It's a Wonderful Life, Richard
In Frank Capra’s timeless classic, “It’s a Wonderful Life” there’s an often overlooked speech. It’s when George lectures his father on why he won’t stay in the small, crumby, ol’ town and work at the family savings and loan business because he’s off to see the world, build bridges and skyscrapers and do big things.
I saw this film in high school and could totally relate to it. I was chained to the family printing business on Melrose. I felt like I missed out on high school social events because of so many late nights and weekends spend working there.

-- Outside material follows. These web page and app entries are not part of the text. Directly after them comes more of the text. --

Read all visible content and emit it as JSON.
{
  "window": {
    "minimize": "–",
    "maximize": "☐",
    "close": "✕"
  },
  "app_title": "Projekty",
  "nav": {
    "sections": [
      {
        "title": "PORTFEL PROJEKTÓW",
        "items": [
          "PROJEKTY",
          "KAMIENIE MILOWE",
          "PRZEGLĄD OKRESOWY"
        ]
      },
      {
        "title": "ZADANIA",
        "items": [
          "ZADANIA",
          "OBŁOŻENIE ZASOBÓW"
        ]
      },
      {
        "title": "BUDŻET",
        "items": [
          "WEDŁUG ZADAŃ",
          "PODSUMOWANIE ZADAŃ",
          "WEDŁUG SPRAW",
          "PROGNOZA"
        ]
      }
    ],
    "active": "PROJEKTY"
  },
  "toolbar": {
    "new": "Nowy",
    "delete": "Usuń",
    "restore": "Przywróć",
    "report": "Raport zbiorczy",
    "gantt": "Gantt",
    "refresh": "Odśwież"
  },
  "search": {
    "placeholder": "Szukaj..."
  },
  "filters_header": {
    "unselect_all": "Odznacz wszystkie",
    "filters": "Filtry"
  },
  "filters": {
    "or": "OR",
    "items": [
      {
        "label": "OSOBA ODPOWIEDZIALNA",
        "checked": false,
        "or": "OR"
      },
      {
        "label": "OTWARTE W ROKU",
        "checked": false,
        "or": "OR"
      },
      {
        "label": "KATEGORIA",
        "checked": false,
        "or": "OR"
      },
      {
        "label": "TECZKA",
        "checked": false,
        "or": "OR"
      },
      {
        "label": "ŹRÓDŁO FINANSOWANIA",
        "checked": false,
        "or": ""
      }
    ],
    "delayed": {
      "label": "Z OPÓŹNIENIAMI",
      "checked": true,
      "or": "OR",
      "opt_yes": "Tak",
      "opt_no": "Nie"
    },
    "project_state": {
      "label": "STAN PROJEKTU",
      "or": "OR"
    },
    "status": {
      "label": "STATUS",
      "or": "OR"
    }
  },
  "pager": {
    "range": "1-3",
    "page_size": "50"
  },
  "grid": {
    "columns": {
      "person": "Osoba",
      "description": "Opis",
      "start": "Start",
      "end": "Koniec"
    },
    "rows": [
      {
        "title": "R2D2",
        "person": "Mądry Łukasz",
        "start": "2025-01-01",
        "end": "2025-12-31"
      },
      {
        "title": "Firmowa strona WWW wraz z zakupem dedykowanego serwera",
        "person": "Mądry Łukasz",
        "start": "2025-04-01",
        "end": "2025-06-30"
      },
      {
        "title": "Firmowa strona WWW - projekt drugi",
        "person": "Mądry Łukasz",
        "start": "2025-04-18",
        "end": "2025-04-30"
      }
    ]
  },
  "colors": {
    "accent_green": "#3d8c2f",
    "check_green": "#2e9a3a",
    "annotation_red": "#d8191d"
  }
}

I felt F.O.M.O even before people could give it a cool name - Fear Of Missing Out.
I felt like the young George Bailey, ready to take on the world, see the foreign lands and join startups that turned 20 something’s into instant millionaires.
Fast forward through my software engineering career and the industry puttered out. There was a lull just before the social media explosion. I was laid off. I had all the time in the world and tank full of gas. I was ready to inflict FOMO upon the rest my peers until my father came down with cancer.
I was forced to make a decision- help my parents with their fledgling and struggling businesses and take care of my father or set off on a new adventure. I made the decision where I could sleep at night. Some nights, I’ve wondered where my life could’ve went
In My Apocalyptic Thanksgiving, Doris is my father who passed away. I am the character Frank. I was the one who remained with the business until I could figure something out. In some scenes, Frank was shown surfing online dating websites. He’s dwelling on his possibilities. Marcus contributes to his frustrations as things spiral out of control. It was good for the actor and character. Most likely they’ll get cut because they’re not in line with the central theme of family and forgiveness.
My Apocalyptic Thanksgiving in many ways is my biography. What movies reflect your life?